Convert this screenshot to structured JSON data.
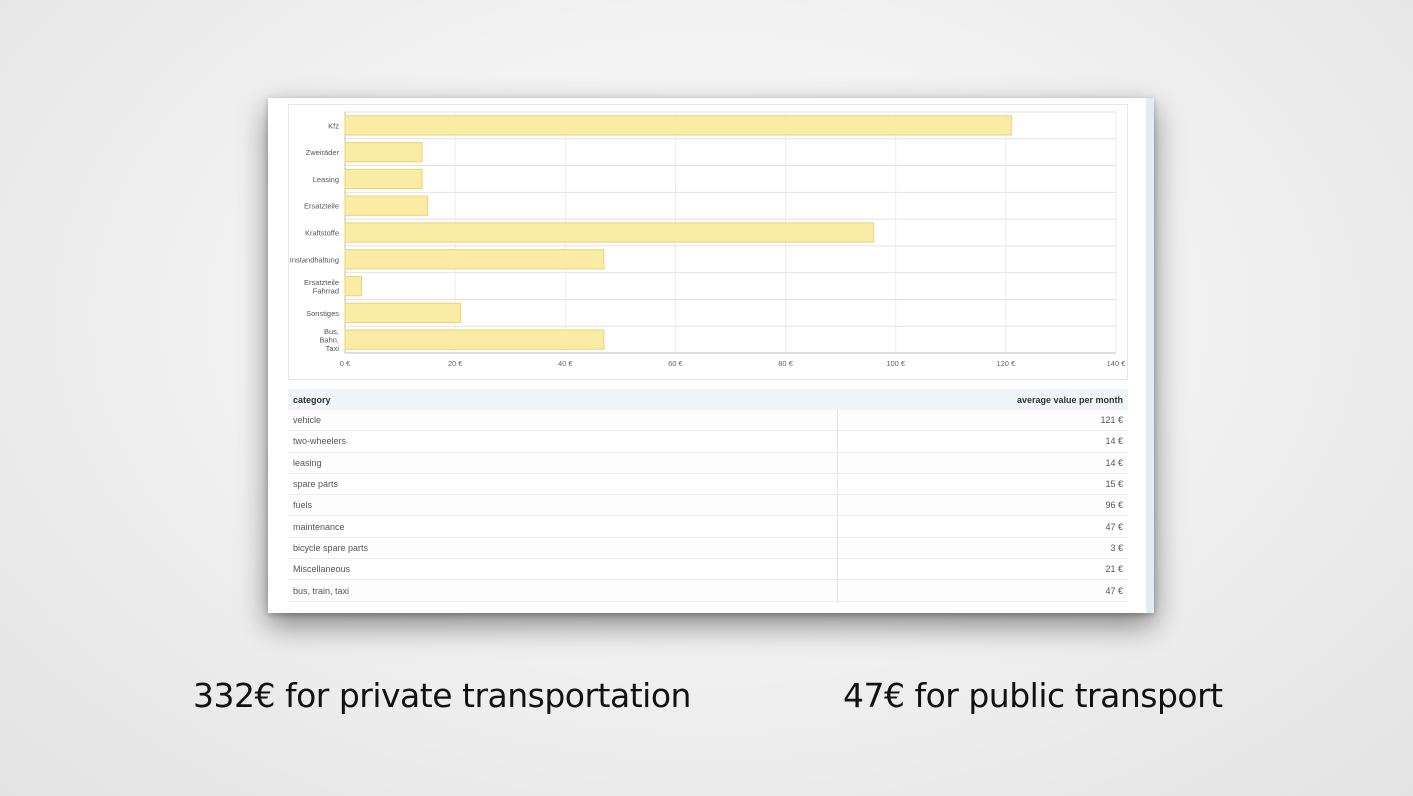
{
  "chart_data": {
    "type": "bar",
    "orientation": "horizontal",
    "categories": [
      "Kfz",
      "Zweiräder",
      "Leasing",
      "Ersatzteile",
      "Kraftstoffe",
      "Instandhaltung",
      "Ersatzteile Fahrrad",
      "Sonstiges",
      "Bus, Bahn, Taxi"
    ],
    "category_lines": [
      [
        "Kfz"
      ],
      [
        "Zweiräder"
      ],
      [
        "Leasing"
      ],
      [
        "Ersatzteile"
      ],
      [
        "Kraftstoffe"
      ],
      [
        "Instandhaltung"
      ],
      [
        "Ersatzteile",
        "Fahrrad"
      ],
      [
        "Sonstiges"
      ],
      [
        "Bus,",
        "Bahn,",
        "Taxi"
      ]
    ],
    "values": [
      121,
      14,
      14,
      15,
      96,
      47,
      3,
      21,
      47
    ],
    "xlim": [
      0,
      140
    ],
    "xticks": [
      0,
      20,
      40,
      60,
      80,
      100,
      120,
      140
    ],
    "tick_suffix": " €",
    "grid": true,
    "bar_fill": "#faeba5",
    "bar_stroke": "#e8d577"
  },
  "table": {
    "headers": {
      "category": "category",
      "value": "average value per month"
    },
    "rows": [
      {
        "category": "vehicle",
        "value": "121 €"
      },
      {
        "category": "two-wheelers",
        "value": "14 €"
      },
      {
        "category": "leasing",
        "value": "14 €"
      },
      {
        "category": "spare parts",
        "value": "15 €"
      },
      {
        "category": "fuels",
        "value": "96 €"
      },
      {
        "category": "maintenance",
        "value": "47 €"
      },
      {
        "category": "bicycle spare parts",
        "value": "3 €"
      },
      {
        "category": "Miscellaneous",
        "value": "21 €"
      },
      {
        "category": "bus, train, taxi",
        "value": "47 €"
      }
    ]
  },
  "captions": {
    "private": "332€ for private transportation",
    "public": "47€ for public transport"
  }
}
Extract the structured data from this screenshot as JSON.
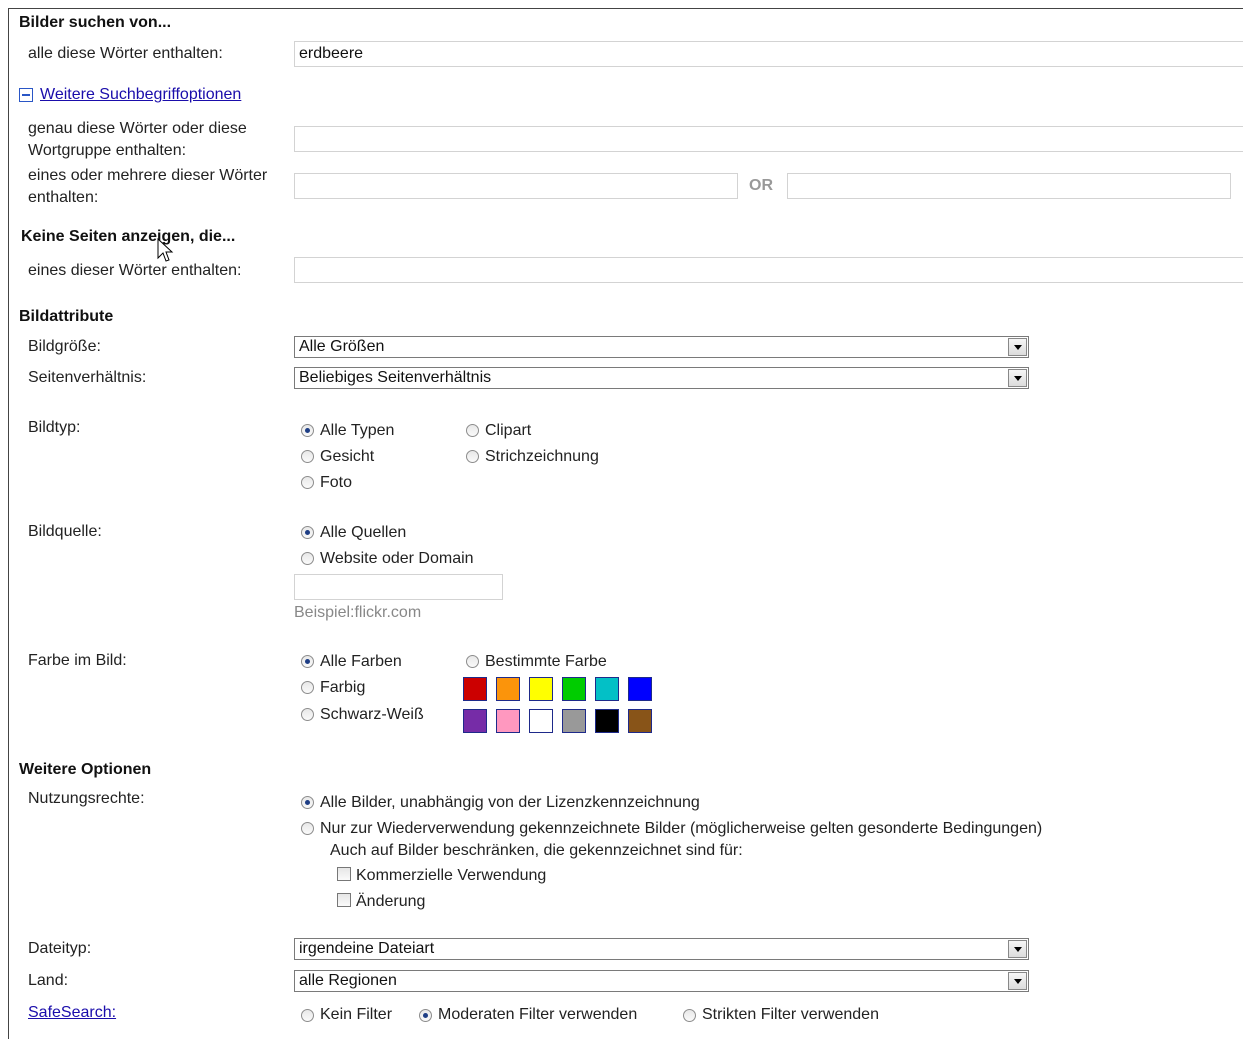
{
  "search": {
    "title": "Bilder suchen von...",
    "all_words_label": "alle diese Wörter enthalten:",
    "all_words_value": "erdbeere",
    "more_options_link": "Weitere Suchbegriffoptionen",
    "exact_phrase_label": "genau diese Wörter oder diese Wortgruppe enthalten:",
    "exact_phrase_value": "",
    "any_words_label": "eines oder mehrere dieser Wörter enthalten:",
    "any_words_value1": "",
    "or_text": "OR",
    "any_words_value2": ""
  },
  "exclude": {
    "title": "Keine Seiten anzeigen, die...",
    "none_words_label": "eines dieser Wörter enthalten:",
    "none_words_value": ""
  },
  "attributes": {
    "title": "Bildattribute",
    "size_label": "Bildgröße:",
    "size_value": "Alle Größen",
    "aspect_label": "Seitenverhältnis:",
    "aspect_value": "Beliebiges Seitenverhältnis",
    "type_label": "Bildtyp:",
    "type_options": [
      "Alle Typen",
      "Gesicht",
      "Foto",
      "Clipart",
      "Strichzeichnung"
    ],
    "source_label": "Bildquelle:",
    "source_options": [
      "Alle Quellen",
      "Website oder Domain"
    ],
    "source_value": "",
    "source_example": "Beispiel:flickr.com",
    "color_label": "Farbe im Bild:",
    "color_options": [
      "Alle Farben",
      "Farbig",
      "Schwarz-Weiß",
      "Bestimmte Farbe"
    ],
    "swatches": [
      "#cc0000",
      "#fb940b",
      "#ffff00",
      "#00cc00",
      "#03c0c6",
      "#0000ff",
      "#762ca7",
      "#ff98bf",
      "#ffffff",
      "#999999",
      "#000000",
      "#885418"
    ]
  },
  "more": {
    "title": "Weitere Optionen",
    "rights_label": "Nutzungsrechte:",
    "rights_options": [
      "Alle Bilder, unabhängig von der Lizenzkennzeichnung",
      "Nur zur Wiederverwendung gekennzeichnete Bilder (möglicherweise gelten gesonderte Bedingungen)"
    ],
    "restrict_text": "Auch auf Bilder beschränken, die gekennzeichnet sind für:",
    "check_commercial": "Kommerzielle Verwendung",
    "check_modification": "Änderung",
    "filetype_label": "Dateityp:",
    "filetype_value": "irgendeine Dateiart",
    "country_label": "Land:",
    "country_value": "alle Regionen",
    "safesearch_label": "SafeSearch:",
    "safesearch_options": [
      "Kein Filter",
      "Moderaten Filter verwenden",
      "Strikten Filter verwenden"
    ]
  }
}
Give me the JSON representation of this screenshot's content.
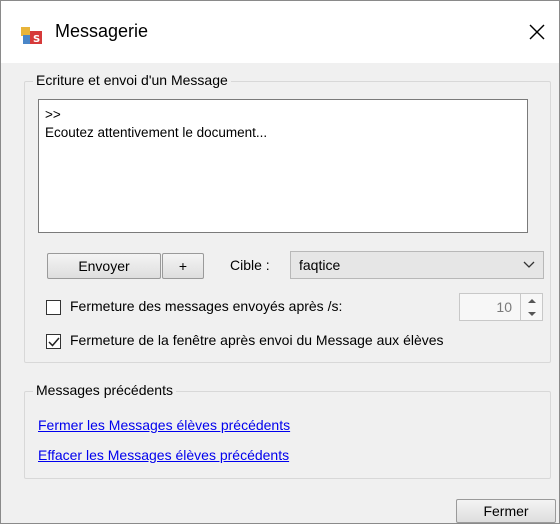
{
  "window": {
    "title": "Messagerie",
    "close_label": "×"
  },
  "compose": {
    "group_label": "Ecriture et envoi d'un Message",
    "message_lines": [
      ">>",
      "",
      "Ecoutez attentivement le document..."
    ],
    "send_label": "Envoyer",
    "plus_label": "+",
    "target_label": "Cible :",
    "target_value": "faqtice",
    "close_after_label": "Fermeture des messages envoyés après /s:",
    "close_after_checked": false,
    "close_after_seconds": "10",
    "close_window_label": "Fermeture de la fenêtre après envoi du Message aux élèves",
    "close_window_checked": true
  },
  "previous": {
    "group_label": "Messages précédents",
    "link_close": "Fermer les Messages élèves précédents",
    "link_erase": "Effacer les Messages élèves précédents"
  },
  "footer": {
    "close_button": "Fermer"
  },
  "colors": {
    "link": "#0000ee",
    "window_bg": "#f0f0f0",
    "titlebar_bg": "#ffffff"
  }
}
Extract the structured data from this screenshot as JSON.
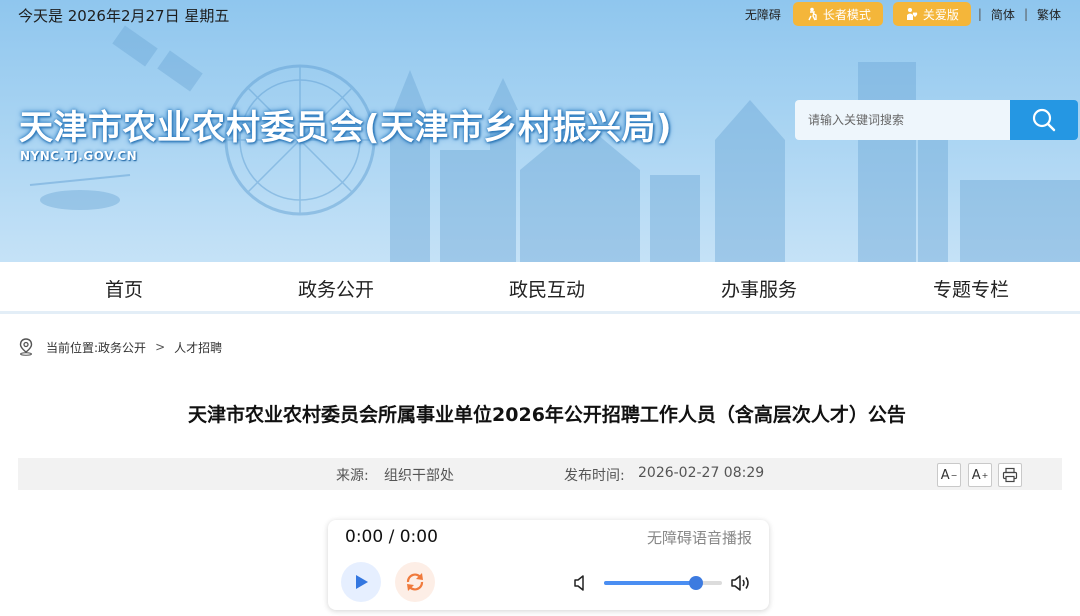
{
  "topbar": {
    "date": "今天是 2026年2月27日 星期五",
    "accessibility": "无障碍",
    "elder_mode": "长者模式",
    "care_version": "关爱版",
    "simplified": "简体",
    "traditional": "繁体",
    "separator": "|"
  },
  "header": {
    "site_title": "天津市农业农村委员会(天津市乡村振兴局)",
    "site_domain": "NYNC.TJ.GOV.CN",
    "search_placeholder": "请输入关键词搜索"
  },
  "nav": {
    "items": [
      "首页",
      "政务公开",
      "政民互动",
      "办事服务",
      "专题专栏"
    ]
  },
  "breadcrumb": {
    "label": "当前位置:",
    "path": [
      "政务公开",
      "人才招聘"
    ],
    "separator": ">"
  },
  "article": {
    "title": "天津市农业农村委员会所属事业单位2026年公开招聘工作人员（含高层次人才）公告",
    "source_label": "来源:",
    "source_value": "组织干部处",
    "date_label": "发布时间:",
    "date_value": "2026-02-27 08:29",
    "font_increase": "A",
    "font_decrease": "A"
  },
  "player": {
    "time": "0:00 / 0:00",
    "label": "无障碍语音播报",
    "volume": 0.78
  },
  "colors": {
    "accent": "#2597e3",
    "button_orange": "#f4b63a",
    "banner_blue": "#a7d3f2"
  }
}
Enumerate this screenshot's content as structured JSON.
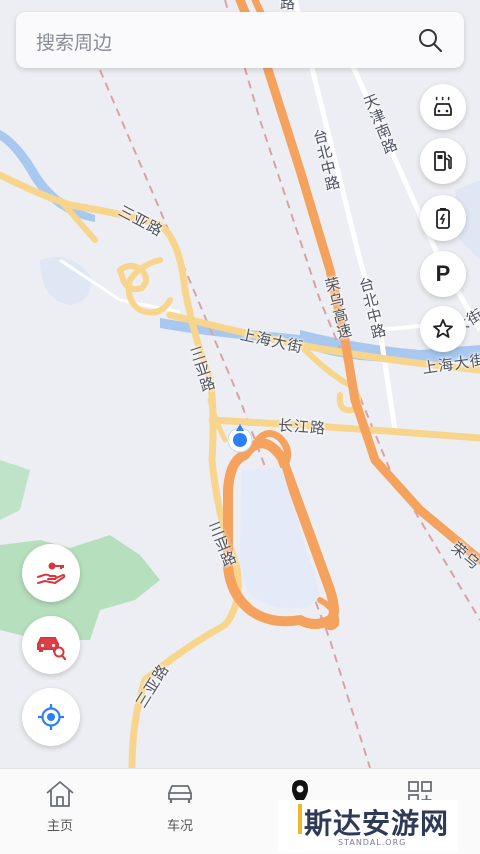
{
  "search": {
    "placeholder": "搜索周边"
  },
  "map": {
    "labels": {
      "sanya_road_1": "三亚路",
      "sanya_road_2": "三亚路",
      "sanya_road_3": "三亚路",
      "sanya_road_4": "三亚路",
      "shanghai_st_1": "上海大街",
      "shanghai_st_2": "上海大街",
      "shanghai_st_3": "大街",
      "changjiang_road": "长江路",
      "taibei_middle_1": "台北中路",
      "taibei_middle_2": "台北中路",
      "tianjin_south": "天津南路",
      "rongwu_exp_1": "荣乌高速",
      "rongwu_exp_2": "荣乌",
      "top_fragment": "路"
    }
  },
  "side_buttons": {
    "parking_label": "P"
  },
  "tabbar": {
    "tabs": [
      {
        "label": "主页",
        "icon": "home-icon"
      },
      {
        "label": "车况",
        "icon": "car-status-icon"
      },
      {
        "label": "",
        "icon": "map-pin-icon"
      },
      {
        "label": "",
        "icon": "apps-grid-icon"
      }
    ]
  },
  "watermark": {
    "text": "斯达安游网",
    "sub": "STANDAL.ORG"
  },
  "colors": {
    "accent": "#2d7ff9",
    "red_icon": "#d9363e",
    "highway": "#f5a25e",
    "road": "#f7d58c"
  }
}
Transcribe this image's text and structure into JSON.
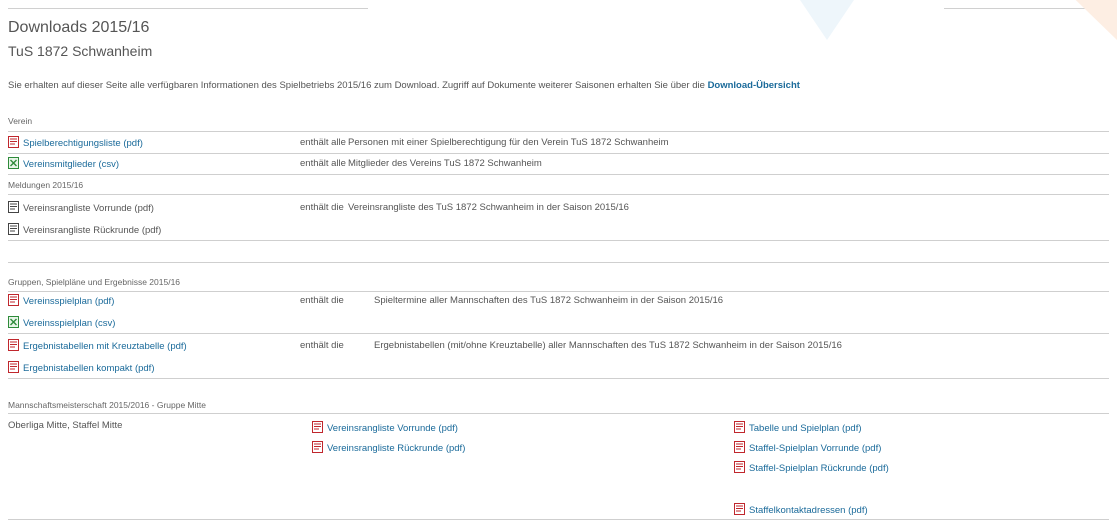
{
  "header": {
    "title": "Downloads 2015/16",
    "club": "TuS 1872 Schwanheim",
    "intro": "Sie erhalten auf dieser Seite alle verfügbaren Informationen des Spielbetriebs 2015/16 zum Download. Zugriff auf Dokumente weiterer Saisonen erhalten Sie über die",
    "overview_link": "Download-Übersicht"
  },
  "sections": {
    "verein": "Verein",
    "meldungen": "Meldungen 2015/16",
    "gruppen": "Gruppen, Spielpläne und Ergebnisse 2015/16",
    "mannschaft": "Mannschaftsmeisterschaft 2015/2016 - Gruppe Mitte"
  },
  "verein": {
    "row1": {
      "link": "Spielberechtigungsliste (pdf)",
      "prefix": "enthält alle",
      "desc": "Personen mit einer Spielberechtigung für den Verein TuS 1872 Schwanheim",
      "icon": "pdf-icon"
    },
    "row2": {
      "link": "Vereinsmitglieder (csv)",
      "prefix": "enthält alle",
      "desc": "Mitglieder des Vereins TuS 1872 Schwanheim",
      "icon": "csv-icon"
    }
  },
  "meldungen": {
    "row1": {
      "item": "Vereinsrangliste Vorrunde (pdf)",
      "prefix": "enthält die",
      "desc": "Vereinsrangliste des TuS 1872 Schwanheim  in der Saison 2015/16",
      "icon": "pdf-gray-icon"
    },
    "row2": {
      "item": "Vereinsrangliste Rückrunde (pdf)",
      "icon": "pdf-gray-icon"
    }
  },
  "gruppen": {
    "row1": {
      "link": "Vereinsspielplan (pdf)",
      "prefix": "enthält die",
      "desc": "Spieltermine aller Mannschaften des TuS 1872 Schwanheim  in der Saison 2015/16"
    },
    "row2": {
      "link": "Vereinsspielplan (csv)"
    },
    "row3": {
      "link": "Ergebnistabellen mit Kreuztabelle (pdf)",
      "prefix": "enthält die",
      "desc": "Ergebnistabellen (mit/ohne Kreuztabelle) aller Mannschaften des TuS 1872 Schwanheim  in der Saison 2015/16"
    },
    "row4": {
      "link": "Ergebnistabellen kompakt (pdf)"
    }
  },
  "mannschaft": {
    "league": "Oberliga Mitte, Staffel Mitte",
    "mid": {
      "vor_a": "Verei",
      "vor_b": "nsrangliste Vorrunde (pdf)",
      "rueck_a": "Verei",
      "rueck_b": "nsrangliste Rückrunde (pdf)"
    },
    "right": {
      "tabelle": "Tabelle und Spielplan (pdf)",
      "vorrunde": "Staffel-Spielplan Vorrunde (pdf)",
      "rueckrunde": "Staffel-Spielplan Rückrunde (pdf)",
      "kontakt": "Staffelkontaktadressen (pdf)"
    }
  },
  "colors": {
    "link": "#1a6a9a",
    "pdf": "#c0272d",
    "csv": "#2e8b3a",
    "text": "#555555"
  }
}
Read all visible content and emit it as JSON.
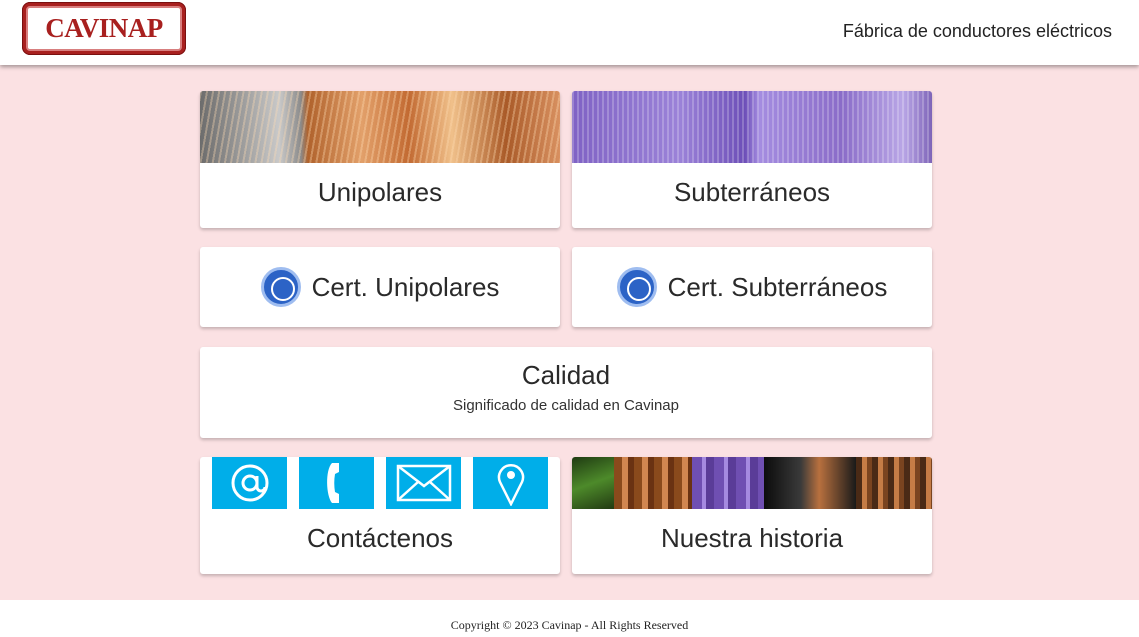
{
  "header": {
    "logo_text": "CAVINAP",
    "tagline": "Fábrica de conductores eléctricos"
  },
  "cards": {
    "unipolares": {
      "title": "Unipolares",
      "image_icon": "copper-cable-image"
    },
    "subterraneos": {
      "title": "Subterráneos",
      "image_icon": "purple-cable-image"
    },
    "cert_unipolares": {
      "title": "Cert. Unipolares",
      "icon": "iram-seal-icon"
    },
    "cert_subterraneos": {
      "title": "Cert. Subterráneos",
      "icon": "iram-seal-icon"
    },
    "calidad": {
      "title": "Calidad",
      "subtitle": "Significado de calidad en Cavinap"
    },
    "contactenos": {
      "title": "Contáctenos",
      "icons": [
        "at-sign-icon",
        "phone-icon",
        "envelope-icon",
        "location-pin-icon"
      ]
    },
    "historia": {
      "title": "Nuestra historia",
      "image_icon": "factory-collage-image"
    }
  },
  "colors": {
    "background": "#fbe1e3",
    "brand_red": "#a8201f",
    "contact_blue": "#00aee9"
  },
  "footer": {
    "copyright": "Copyright © 2023 Cavinap - All Rights Reserved"
  }
}
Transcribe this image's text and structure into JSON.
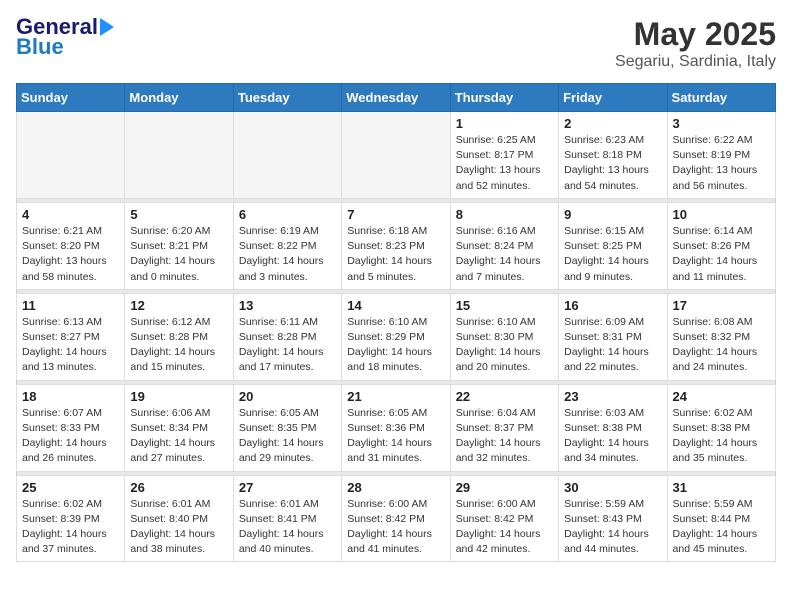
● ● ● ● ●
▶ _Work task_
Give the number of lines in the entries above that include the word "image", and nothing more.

▶ _Written answer_
5